* _What the exercise asks_
Which of the lines below mention the word "direction"? Pull each one out.

* _Entries taken from a collection_
..........
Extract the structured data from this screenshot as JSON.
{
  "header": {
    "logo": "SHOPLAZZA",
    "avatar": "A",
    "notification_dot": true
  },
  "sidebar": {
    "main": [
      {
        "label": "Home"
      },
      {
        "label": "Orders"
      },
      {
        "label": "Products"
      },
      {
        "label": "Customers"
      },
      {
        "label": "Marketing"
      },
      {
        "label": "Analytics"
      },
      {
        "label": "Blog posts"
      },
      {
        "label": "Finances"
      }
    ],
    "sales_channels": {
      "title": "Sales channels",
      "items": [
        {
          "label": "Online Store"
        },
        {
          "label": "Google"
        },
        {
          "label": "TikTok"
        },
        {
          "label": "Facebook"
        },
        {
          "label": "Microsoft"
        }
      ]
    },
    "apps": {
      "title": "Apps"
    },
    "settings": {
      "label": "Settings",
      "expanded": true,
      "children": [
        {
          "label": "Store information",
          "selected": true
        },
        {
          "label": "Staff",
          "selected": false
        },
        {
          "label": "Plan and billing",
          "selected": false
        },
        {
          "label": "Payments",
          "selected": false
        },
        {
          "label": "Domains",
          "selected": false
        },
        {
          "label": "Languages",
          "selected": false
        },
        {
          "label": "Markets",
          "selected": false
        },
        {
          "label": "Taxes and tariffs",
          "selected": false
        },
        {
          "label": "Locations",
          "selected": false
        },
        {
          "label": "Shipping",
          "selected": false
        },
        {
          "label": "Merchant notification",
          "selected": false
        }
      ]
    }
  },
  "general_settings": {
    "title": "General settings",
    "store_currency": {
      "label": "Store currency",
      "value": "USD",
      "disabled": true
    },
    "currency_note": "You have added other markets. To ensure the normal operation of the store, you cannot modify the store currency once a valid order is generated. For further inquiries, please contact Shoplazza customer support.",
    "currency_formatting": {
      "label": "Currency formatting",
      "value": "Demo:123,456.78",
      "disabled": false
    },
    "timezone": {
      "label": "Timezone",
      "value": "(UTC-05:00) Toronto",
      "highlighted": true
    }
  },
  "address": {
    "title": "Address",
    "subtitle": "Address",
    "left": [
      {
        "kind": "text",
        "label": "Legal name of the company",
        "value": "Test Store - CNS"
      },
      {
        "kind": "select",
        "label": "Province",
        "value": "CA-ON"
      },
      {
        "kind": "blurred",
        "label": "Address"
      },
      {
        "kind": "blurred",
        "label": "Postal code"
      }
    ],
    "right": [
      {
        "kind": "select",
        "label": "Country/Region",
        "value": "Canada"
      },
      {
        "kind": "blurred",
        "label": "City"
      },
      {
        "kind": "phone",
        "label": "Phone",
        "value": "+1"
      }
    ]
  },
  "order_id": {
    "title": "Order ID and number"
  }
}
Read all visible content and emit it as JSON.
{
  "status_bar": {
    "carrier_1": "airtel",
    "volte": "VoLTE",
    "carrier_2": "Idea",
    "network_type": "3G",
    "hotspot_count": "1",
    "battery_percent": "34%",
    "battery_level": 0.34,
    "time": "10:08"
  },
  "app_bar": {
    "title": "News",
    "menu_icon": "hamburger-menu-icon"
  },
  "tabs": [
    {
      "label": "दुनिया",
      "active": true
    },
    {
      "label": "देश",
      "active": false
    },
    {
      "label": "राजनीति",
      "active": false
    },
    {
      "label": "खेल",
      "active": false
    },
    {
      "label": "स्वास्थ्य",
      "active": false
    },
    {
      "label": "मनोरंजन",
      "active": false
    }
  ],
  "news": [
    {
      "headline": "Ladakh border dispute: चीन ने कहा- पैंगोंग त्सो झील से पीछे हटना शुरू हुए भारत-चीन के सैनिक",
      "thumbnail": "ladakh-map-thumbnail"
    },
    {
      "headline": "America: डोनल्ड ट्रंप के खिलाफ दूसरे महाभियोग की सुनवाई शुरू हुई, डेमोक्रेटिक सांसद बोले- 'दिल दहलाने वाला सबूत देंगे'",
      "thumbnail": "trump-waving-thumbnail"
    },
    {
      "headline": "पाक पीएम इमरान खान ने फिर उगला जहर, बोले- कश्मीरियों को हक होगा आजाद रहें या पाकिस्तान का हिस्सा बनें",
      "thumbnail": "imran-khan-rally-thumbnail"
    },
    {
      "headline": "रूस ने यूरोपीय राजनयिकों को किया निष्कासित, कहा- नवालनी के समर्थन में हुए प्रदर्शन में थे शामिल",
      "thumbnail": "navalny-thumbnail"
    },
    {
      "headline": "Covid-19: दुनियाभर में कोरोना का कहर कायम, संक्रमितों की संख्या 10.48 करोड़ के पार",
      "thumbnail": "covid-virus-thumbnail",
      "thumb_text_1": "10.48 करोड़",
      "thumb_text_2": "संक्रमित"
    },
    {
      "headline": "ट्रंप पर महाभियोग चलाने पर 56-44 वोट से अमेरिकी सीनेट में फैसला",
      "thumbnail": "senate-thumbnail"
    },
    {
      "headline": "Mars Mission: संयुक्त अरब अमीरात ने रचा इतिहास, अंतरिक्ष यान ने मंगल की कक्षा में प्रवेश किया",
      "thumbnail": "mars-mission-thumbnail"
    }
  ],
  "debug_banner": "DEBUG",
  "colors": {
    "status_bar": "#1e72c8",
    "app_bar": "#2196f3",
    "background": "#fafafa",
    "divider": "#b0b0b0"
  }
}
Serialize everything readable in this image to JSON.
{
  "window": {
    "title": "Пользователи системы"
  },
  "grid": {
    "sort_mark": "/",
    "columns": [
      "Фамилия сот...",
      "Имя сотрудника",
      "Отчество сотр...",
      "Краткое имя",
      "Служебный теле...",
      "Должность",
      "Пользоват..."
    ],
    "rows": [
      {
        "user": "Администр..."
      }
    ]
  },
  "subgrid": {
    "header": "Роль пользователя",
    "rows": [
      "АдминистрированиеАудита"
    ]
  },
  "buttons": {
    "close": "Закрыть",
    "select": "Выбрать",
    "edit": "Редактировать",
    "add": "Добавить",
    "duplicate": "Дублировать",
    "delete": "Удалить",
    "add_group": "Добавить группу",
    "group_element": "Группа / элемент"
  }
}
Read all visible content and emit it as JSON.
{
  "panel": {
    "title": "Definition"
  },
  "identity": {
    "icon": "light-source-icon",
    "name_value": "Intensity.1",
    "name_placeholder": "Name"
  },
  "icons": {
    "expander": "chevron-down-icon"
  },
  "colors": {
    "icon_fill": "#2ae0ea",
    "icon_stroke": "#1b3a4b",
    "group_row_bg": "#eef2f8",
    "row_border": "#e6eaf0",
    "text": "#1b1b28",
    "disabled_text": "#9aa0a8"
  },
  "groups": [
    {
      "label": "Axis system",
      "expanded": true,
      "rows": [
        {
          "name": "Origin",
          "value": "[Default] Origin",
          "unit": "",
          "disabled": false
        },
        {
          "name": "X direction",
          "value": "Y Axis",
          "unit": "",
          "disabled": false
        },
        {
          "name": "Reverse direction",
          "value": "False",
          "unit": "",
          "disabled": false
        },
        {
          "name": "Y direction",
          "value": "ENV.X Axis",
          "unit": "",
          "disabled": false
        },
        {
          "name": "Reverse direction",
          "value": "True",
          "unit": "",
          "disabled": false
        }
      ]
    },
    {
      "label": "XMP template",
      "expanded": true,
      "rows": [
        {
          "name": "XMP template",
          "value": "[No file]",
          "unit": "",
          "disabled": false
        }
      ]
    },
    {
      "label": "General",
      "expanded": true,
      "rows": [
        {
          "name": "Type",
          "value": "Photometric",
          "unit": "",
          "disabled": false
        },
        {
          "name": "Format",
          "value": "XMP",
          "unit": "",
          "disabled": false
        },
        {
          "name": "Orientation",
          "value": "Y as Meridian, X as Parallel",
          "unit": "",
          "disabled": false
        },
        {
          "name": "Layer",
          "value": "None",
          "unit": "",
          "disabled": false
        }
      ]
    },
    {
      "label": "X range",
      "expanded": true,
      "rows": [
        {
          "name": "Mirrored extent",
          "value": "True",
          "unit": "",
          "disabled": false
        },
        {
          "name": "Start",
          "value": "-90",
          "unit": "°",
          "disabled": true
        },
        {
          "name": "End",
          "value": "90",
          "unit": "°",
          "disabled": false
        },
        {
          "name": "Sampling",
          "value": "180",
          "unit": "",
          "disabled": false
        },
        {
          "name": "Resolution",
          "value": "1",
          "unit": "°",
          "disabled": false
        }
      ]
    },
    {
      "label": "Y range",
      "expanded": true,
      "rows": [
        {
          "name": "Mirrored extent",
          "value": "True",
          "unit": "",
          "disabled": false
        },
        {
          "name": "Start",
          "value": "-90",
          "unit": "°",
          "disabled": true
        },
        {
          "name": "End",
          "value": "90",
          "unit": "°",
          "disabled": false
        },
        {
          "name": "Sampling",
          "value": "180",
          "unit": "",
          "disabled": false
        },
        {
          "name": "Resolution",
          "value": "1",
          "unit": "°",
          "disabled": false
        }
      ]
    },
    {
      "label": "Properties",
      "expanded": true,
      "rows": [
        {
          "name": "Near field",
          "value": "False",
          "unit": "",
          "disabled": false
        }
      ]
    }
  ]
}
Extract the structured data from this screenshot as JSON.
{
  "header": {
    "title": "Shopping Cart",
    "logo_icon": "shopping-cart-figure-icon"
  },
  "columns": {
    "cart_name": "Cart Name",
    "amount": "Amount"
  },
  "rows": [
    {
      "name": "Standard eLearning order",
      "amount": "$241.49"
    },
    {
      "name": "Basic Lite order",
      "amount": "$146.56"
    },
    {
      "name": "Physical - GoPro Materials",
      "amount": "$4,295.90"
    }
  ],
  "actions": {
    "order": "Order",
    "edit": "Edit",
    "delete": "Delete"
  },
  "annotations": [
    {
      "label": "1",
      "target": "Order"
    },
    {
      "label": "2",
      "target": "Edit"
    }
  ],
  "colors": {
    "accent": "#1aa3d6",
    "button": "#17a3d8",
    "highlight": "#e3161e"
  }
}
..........
* _Solved problem_
          "name": "X direction",
          "name": "Reverse direction",
          "name": "Y direction",
          "name": "Reverse direction",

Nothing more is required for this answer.